|CD19/CD22 bisp CAR||NCI||Bispecific CAR, first ph1 trial||898||5:15pm|
|JCARH125||Celgene (ex-Juno)||Phase 1/2 Evolve trial (BCMA CAR)||957||5:00pm|
|MCARH171||MSKCC||Ph1 BCMA CAR||959||5:30pm|
|FT819||Fate||Allo CD19 CAR-T, preclinical||4546||6:00pm|
|P-Bcma-101||Poseida||Centyrin-based BCMA CAR, ph1||1012||7:00pm|
|Tuesday, 4 Dec|
|Darzalex||Genmab/J&J||Maia 1L Revlimid combo||LBA-2||7:30am|
For Genmab, which stands 15% down on the year, and 35% below its August 2017 peak, scoring an Ash late-breaker was good news. The presentation reveals results of Maia, a study that is vital for extending the reach of its Johnson & Johnson-partnered multiple myeloma drug, Darzalex.
This year Darzalex got US approval for front-line treatment of transplant-ineligible patients in combination with Velcade, melphalan and prednisone, a backbone often used in Europe. Maia, however, tested it first line in combination with the US-dominant backbone of Revlimid and dexamethasone.
On the primary efficacy measure of progression-free survival the Ash late-breaker reveals Maia to have scored a hit: risk of progression was cut by 45% for Darzalex versus the Revlimid backbone alone (p<0.0001). Bernstein analysts had earlier estimated that median PFS could exceed 50 months, and with the data so far 42 months out a median has not been reached for the Darzalex combo.
However, a major caveat is overall survival, a secondary Maia endpoint, which so far has yielded a 0.78 hazard ratio, with the upper bound of its confidence interval exceeding 1.0. True, only 19% of Maia subjects have died so far, but the availability of second-line Darzalex to progressing control arm patients threatens to confound this result.

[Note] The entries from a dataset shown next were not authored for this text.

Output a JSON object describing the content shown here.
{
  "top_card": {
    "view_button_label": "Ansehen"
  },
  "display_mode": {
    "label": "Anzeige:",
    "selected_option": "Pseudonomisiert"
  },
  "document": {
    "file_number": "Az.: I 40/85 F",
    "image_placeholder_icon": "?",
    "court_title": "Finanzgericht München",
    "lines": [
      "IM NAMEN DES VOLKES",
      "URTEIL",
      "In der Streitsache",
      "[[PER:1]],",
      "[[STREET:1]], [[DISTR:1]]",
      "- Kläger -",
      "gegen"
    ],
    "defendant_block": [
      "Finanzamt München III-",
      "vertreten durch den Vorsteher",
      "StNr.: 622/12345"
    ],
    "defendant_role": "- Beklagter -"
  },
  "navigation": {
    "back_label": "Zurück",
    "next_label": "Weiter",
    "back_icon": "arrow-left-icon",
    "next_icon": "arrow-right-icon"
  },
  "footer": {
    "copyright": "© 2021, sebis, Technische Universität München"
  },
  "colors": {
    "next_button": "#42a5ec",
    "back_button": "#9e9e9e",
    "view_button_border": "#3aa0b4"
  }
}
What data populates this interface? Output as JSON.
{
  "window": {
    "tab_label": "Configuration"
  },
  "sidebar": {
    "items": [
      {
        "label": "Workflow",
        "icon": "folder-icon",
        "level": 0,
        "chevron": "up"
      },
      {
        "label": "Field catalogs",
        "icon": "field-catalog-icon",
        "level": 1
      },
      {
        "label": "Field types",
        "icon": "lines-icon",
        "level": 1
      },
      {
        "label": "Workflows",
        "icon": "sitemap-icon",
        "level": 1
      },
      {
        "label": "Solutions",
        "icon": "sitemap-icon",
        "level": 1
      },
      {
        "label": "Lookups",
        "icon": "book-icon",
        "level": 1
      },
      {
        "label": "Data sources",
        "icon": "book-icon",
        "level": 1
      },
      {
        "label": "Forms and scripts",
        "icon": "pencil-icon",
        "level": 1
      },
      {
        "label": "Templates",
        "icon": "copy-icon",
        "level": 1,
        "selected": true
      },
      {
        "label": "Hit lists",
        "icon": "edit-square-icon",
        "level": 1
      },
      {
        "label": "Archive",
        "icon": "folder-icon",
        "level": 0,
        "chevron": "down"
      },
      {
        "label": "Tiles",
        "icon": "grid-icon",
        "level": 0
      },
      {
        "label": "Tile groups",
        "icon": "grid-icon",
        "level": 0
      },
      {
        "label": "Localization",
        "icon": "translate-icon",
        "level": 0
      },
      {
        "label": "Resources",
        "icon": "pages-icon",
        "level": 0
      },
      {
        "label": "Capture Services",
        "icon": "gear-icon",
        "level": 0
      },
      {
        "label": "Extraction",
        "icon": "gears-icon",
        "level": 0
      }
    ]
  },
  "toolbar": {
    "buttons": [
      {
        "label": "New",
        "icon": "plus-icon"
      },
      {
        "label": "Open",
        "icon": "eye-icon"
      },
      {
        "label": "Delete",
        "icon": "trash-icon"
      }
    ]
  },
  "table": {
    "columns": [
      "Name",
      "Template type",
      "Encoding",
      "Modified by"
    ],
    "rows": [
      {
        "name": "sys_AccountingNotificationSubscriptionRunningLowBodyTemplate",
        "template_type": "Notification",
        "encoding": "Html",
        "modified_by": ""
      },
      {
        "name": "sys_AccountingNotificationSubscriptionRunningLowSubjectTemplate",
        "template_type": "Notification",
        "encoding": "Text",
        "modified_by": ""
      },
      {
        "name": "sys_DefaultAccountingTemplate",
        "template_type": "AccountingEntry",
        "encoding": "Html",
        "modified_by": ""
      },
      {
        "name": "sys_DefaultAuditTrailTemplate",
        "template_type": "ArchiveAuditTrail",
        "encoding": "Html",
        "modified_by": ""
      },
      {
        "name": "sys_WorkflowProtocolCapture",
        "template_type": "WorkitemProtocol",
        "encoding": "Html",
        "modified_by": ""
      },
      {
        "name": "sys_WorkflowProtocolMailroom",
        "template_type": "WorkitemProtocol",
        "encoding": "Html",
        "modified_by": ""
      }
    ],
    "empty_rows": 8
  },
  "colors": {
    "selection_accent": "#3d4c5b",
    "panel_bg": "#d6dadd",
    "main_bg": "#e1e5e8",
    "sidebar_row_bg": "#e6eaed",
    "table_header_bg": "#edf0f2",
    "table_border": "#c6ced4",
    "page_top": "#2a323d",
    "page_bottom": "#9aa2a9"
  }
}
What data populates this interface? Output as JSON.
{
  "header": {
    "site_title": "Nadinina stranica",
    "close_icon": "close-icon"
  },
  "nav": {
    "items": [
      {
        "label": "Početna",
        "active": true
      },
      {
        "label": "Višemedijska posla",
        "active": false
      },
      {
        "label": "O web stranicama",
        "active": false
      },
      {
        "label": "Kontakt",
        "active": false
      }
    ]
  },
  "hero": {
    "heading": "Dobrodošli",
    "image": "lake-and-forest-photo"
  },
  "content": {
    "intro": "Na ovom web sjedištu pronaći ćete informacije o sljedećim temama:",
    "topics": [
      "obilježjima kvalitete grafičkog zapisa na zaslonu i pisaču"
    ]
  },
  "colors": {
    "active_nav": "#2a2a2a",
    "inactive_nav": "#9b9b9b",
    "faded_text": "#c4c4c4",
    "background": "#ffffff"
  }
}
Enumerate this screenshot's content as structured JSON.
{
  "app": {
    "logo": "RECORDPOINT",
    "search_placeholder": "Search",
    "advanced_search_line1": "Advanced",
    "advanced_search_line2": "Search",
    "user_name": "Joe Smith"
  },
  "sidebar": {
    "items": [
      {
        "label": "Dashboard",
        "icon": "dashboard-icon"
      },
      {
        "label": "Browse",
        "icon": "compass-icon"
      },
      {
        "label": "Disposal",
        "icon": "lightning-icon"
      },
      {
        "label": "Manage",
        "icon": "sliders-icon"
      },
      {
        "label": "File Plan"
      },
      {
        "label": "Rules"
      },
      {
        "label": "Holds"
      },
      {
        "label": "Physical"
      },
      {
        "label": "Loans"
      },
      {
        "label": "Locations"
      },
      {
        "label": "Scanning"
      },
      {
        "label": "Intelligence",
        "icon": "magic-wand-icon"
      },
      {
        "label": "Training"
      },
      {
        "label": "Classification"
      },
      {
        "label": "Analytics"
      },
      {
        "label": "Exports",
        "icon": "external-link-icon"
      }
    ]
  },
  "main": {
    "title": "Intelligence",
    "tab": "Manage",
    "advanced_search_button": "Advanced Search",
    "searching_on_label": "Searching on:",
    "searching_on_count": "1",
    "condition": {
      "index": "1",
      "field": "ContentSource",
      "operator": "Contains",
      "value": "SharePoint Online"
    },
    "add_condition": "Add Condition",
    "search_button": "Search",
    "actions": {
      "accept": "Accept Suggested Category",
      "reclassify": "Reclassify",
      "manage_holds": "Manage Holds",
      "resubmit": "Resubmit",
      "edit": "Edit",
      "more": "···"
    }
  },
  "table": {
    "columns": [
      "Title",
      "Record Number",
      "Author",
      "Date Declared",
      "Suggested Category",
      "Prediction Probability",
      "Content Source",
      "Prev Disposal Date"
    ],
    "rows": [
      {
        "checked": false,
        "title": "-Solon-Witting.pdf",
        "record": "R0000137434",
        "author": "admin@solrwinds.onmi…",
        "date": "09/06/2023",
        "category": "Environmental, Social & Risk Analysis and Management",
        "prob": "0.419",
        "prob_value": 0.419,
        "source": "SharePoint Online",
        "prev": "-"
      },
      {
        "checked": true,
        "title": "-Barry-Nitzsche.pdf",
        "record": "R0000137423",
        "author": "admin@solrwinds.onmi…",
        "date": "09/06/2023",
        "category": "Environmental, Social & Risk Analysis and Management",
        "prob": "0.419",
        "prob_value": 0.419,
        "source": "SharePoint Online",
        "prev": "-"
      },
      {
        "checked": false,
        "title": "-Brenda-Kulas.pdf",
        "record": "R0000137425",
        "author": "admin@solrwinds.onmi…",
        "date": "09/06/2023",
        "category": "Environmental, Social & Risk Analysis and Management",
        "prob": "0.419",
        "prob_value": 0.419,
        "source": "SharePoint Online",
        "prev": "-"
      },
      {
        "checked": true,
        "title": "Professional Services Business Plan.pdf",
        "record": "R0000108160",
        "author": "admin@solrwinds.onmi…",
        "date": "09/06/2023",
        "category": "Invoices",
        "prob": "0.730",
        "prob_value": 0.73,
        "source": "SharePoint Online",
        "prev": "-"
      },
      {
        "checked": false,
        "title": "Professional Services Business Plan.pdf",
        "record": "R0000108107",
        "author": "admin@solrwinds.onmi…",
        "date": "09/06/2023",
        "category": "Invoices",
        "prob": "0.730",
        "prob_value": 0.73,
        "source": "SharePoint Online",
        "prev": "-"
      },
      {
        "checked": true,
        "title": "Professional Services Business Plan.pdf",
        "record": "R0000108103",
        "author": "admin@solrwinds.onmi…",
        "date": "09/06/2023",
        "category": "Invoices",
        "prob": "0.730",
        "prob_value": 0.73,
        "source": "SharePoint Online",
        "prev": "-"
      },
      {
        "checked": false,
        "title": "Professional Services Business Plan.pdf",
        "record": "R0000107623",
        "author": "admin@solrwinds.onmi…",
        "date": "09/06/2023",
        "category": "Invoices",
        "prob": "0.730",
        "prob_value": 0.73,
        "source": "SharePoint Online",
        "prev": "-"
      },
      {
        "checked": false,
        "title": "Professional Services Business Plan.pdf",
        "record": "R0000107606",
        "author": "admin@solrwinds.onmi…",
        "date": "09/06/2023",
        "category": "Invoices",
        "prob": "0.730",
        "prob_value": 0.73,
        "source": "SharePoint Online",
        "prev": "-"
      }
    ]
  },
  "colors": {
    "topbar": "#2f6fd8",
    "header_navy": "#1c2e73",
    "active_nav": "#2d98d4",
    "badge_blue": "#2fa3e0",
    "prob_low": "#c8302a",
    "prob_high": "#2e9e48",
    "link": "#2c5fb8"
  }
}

Genmab/J&J might argue that there is still time for the survival curves to separate definitively. But should Maia ultimately show no OS advantage for Revlimid plus Darzalex versus Revlimid followed by Darzalex it will not be viewed positively, especially given the exorbitant cost of such a combo.
As in previous years Ash remains the most important industry conference detailing the progress of cell therapies, and a particular focus this year will fall on the burgeoning field of CAR-T therapy against BCMA, the multiple myeloma-relevant antigen seen as the next big thing after CD19.
Among the most keenly awaited will be data on the rather mysterious LCAR-B38M, an asset originated by Nanjing Legend that caused a stir at Asco 2017, but about which nothing has been heard since then beyond Johnson & Johnson picking it up for $350m. Nanjing now reveals that this targets two separate epitopes on BCMA; whether JNJ-68284528, J&J’s iteration of this asset, acts the same way is not clear.
Bluebird Bio will reveal first clinical data on its Celgene-partnered BCMA CAR bb21217, but the abstract reveals durability in line with bb2121, a similar asset on whose manufacturing bb21217 aims to improve. Not that this is a problem: bb2121 is the most promising BCMA-targeted CAR, and the one to which competitors, with the risks of cross-study comparisons, will square up.
Other CAR-T presentations include data from the recently floated Autolus and Allogene, updates from Novartis’s approved Kymriah, and more on Celgene’s direct challenge to the Swiss group and to Gilead’s Yescarta. Preventing a post-Ash selloff might be too much to ask, but the sector will do its best to ensure that it enters 2019’s JP Morgan conference having avoided the worst.
A Product Manager with expertise in pharma marketing and sales operations